(Element data from apps and pages)

+ + + + + + +

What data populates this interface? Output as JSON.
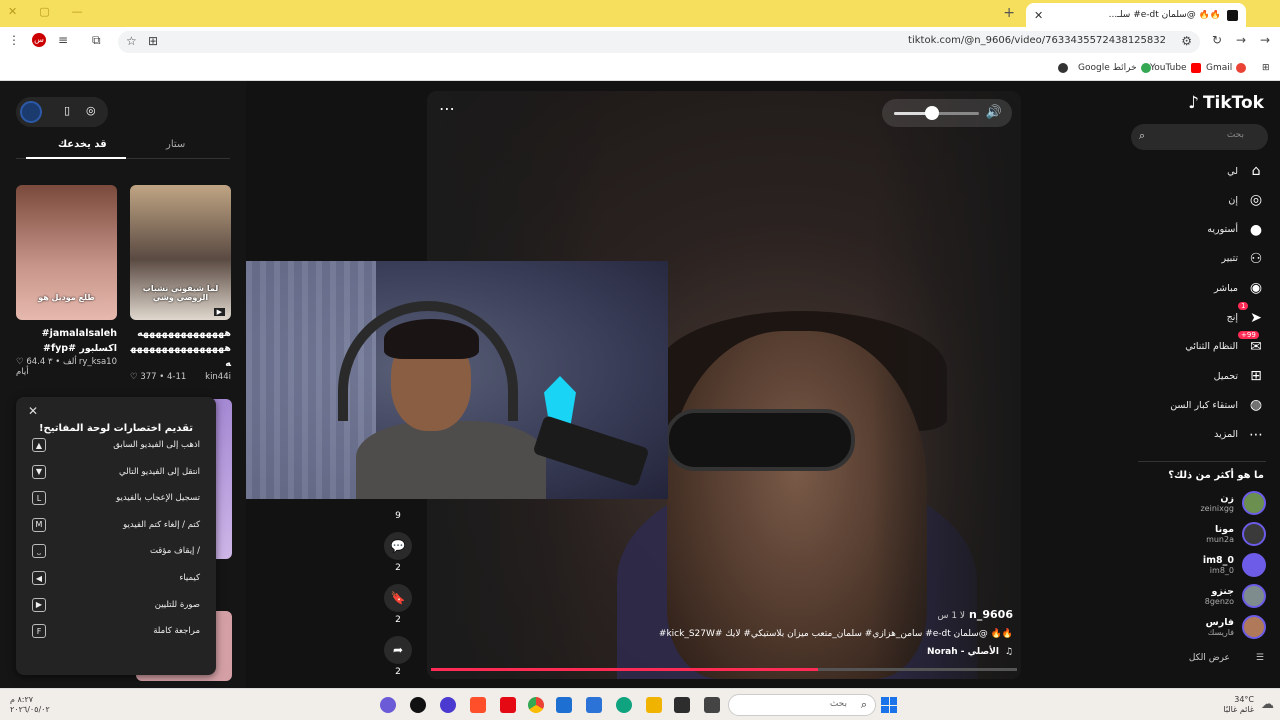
{
  "browser": {
    "tab_title": "🔥🔥 @سلمان e-dt# سلـ...",
    "url": "tiktok.com/@n_9606/video/7633435572438125832",
    "bookmarks": [
      "Gmail",
      "YouTube",
      "خرائط Google"
    ]
  },
  "tiktok": {
    "logo": "TikTok",
    "search_placeholder": "بحث",
    "nav": [
      {
        "label": "لي",
        "icon": "home-icon"
      },
      {
        "label": "إن",
        "icon": "compass-icon"
      },
      {
        "label": "أستوريه",
        "icon": "avatar-icon"
      },
      {
        "label": "تتبير",
        "icon": "users-icon"
      },
      {
        "label": "مباشر",
        "icon": "live-icon"
      },
      {
        "label": "إنج",
        "icon": "send-icon",
        "badge": "1"
      },
      {
        "label": "النظام الثنائي",
        "icon": "inbox-icon",
        "badge": "99+"
      },
      {
        "label": "تحميل",
        "icon": "plus-icon"
      },
      {
        "label": "استقاء كبار السن",
        "icon": "globe-icon"
      },
      {
        "label": "المزيد",
        "icon": "more-icon"
      }
    ],
    "following_header": "ما هو أكثر من ذلك؟",
    "accounts": [
      {
        "name": "زن",
        "handle": "zeinixgg"
      },
      {
        "name": "مونا",
        "handle": "mun2a"
      },
      {
        "name": "im8_0",
        "handle": "im8_0"
      },
      {
        "name": "جنزو",
        "handle": "8genzo"
      },
      {
        "name": "فارس",
        "handle": "فاريسك"
      }
    ],
    "see_all": "عرض الكل"
  },
  "video": {
    "username": "n_9606",
    "time": "لا 1 س",
    "caption": "🔥🔥 @سلمان e-dt# سامن_هزازي# سلمان_متعب ميزان بلاستيكي# لايك #kick_S27W#",
    "music_label": "الأصلي - Norah",
    "progress": 0.66,
    "volume": 0.45
  },
  "actions": [
    {
      "icon": "comment-icon",
      "count": "9"
    },
    {
      "icon": "chat-icon",
      "count": "2"
    },
    {
      "icon": "bookmark-icon",
      "count": "2"
    },
    {
      "icon": "share-icon",
      "count": "2"
    }
  ],
  "left_panel": {
    "tabs": [
      "ستار",
      "قد يخدعك"
    ],
    "cards": [
      {
        "caption": "#jamalalsaleh #fyp# اكسلبور",
        "author": "ry_ksa10",
        "likes": "64.4 ألف",
        "age": "٣ أيام",
        "overlay": "طلع موديل هو"
      },
      {
        "caption": "ههههههههههههههه ههههههههههههههههه",
        "author": "kin44i",
        "likes": "377",
        "age": "4-11",
        "overlay": "لما شيفوني نشباب الروضي وشي"
      }
    ]
  },
  "shortcuts": {
    "title": "تقديم اختصارات لوحة المفاتيح!",
    "items": [
      {
        "label": "اذهب إلى الفيديو السابق",
        "key": "▲"
      },
      {
        "label": "انتقل إلى الفيديو التالي",
        "key": "▼"
      },
      {
        "label": "تسجيل الإعجاب بالفيديو",
        "key": "L"
      },
      {
        "label": "كتم / إلغاء كتم الفيديو",
        "key": "M"
      },
      {
        "label": "/ إيقاف مؤقت",
        "key": "⎵"
      },
      {
        "label": "كيمياء",
        "key": "◀"
      },
      {
        "label": "صورة للتليين",
        "key": "▶"
      },
      {
        "label": "مراجعة كاملة",
        "key": "F"
      }
    ]
  },
  "taskbar": {
    "search": "بحث",
    "weather_temp": "34°C",
    "weather_desc": "غائم غالبًا",
    "time": "٨:٢٧ م",
    "date": "٢٠٢٦/٠٥/٠٢"
  }
}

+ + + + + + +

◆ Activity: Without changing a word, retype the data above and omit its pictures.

◆ Your solution:
What data populates this interface? Output as JSON.
{
  "browser": {
    "tab_title": "🔥🔥 @سلمان e-dt# سلـ...",
    "url": "tiktok.com/@n_9606/video/7633435572438125832",
    "bookmarks": [
      "Gmail",
      "YouTube",
      "خرائط Google"
    ]
  },
  "tiktok": {
    "logo": "TikTok",
    "search_placeholder": "بحث",
    "nav": [
      {
        "label": "لي",
        "icon": "home-icon"
      },
      {
        "label": "إن",
        "icon": "compass-icon"
      },
      {
        "label": "أستوريه",
        "icon": "avatar-icon"
      },
      {
        "label": "تتبير",
        "icon": "users-icon"
      },
      {
        "label": "مباشر",
        "icon": "live-icon"
      },
      {
        "label": "إنج",
        "icon": "send-icon",
        "badge": "1"
      },
      {
        "label": "النظام الثنائي",
        "icon": "inbox-icon",
        "badge": "99+"
      },
      {
        "label": "تحميل",
        "icon": "plus-icon"
      },
      {
        "label": "استقاء كبار السن",
        "icon": "globe-icon"
      },
      {
        "label": "المزيد",
        "icon": "more-icon"
      }
    ],
    "following_header": "ما هو أكثر من ذلك؟",
    "accounts": [
      {
        "name": "زن",
        "handle": "zeinixgg"
      },
      {
        "name": "مونا",
        "handle": "mun2a"
      },
      {
        "name": "im8_0",
        "handle": "im8_0"
      },
      {
        "name": "جنزو",
        "handle": "8genzo"
      },
      {
        "name": "فارس",
        "handle": "فاريسك"
      }
    ],
    "see_all": "عرض الكل"
  },
  "video": {
    "username": "n_9606",
    "time": "لا 1 س",
    "caption": "🔥🔥 @سلمان e-dt# سامن_هزازي# سلمان_متعب ميزان بلاستيكي# لايك #kick_S27W#",
    "music_label": "الأصلي - Norah",
    "progress": 0.66,
    "volume": 0.45
  },
  "actions": [
    {
      "icon": "comment-icon",
      "count": "9"
    },
    {
      "icon": "chat-icon",
      "count": "2"
    },
    {
      "icon": "bookmark-icon",
      "count": "2"
    },
    {
      "icon": "share-icon",
      "count": "2"
    }
  ],
  "left_panel": {
    "tabs": [
      "ستار",
      "قد يخدعك"
    ],
    "cards": [
      {
        "caption": "#jamalalsaleh #fyp# اكسلبور",
        "author": "ry_ksa10",
        "likes": "64.4 ألف",
        "age": "٣ أيام",
        "overlay": "طلع موديل هو"
      },
      {
        "caption": "ههههههههههههههه ههههههههههههههههه",
        "author": "kin44i",
        "likes": "377",
        "age": "4-11",
        "overlay": "لما شيفوني نشباب الروضي وشي"
      }
    ]
  },
  "shortcuts": {
    "title": "تقديم اختصارات لوحة المفاتيح!",
    "items": [
      {
        "label": "اذهب إلى الفيديو السابق",
        "key": "▲"
      },
      {
        "label": "انتقل إلى الفيديو التالي",
        "key": "▼"
      },
      {
        "label": "تسجيل الإعجاب بالفيديو",
        "key": "L"
      },
      {
        "label": "كتم / إلغاء كتم الفيديو",
        "key": "M"
      },
      {
        "label": "/ إيقاف مؤقت",
        "key": "⎵"
      },
      {
        "label": "كيمياء",
        "key": "◀"
      },
      {
        "label": "صورة للتليين",
        "key": "▶"
      },
      {
        "label": "مراجعة كاملة",
        "key": "F"
      }
    ]
  },
  "taskbar": {
    "search": "بحث",
    "weather_temp": "34°C",
    "weather_desc": "غائم غالبًا",
    "time": "٨:٢٧ م",
    "date": "٢٠٢٦/٠٥/٠٢"
  }
}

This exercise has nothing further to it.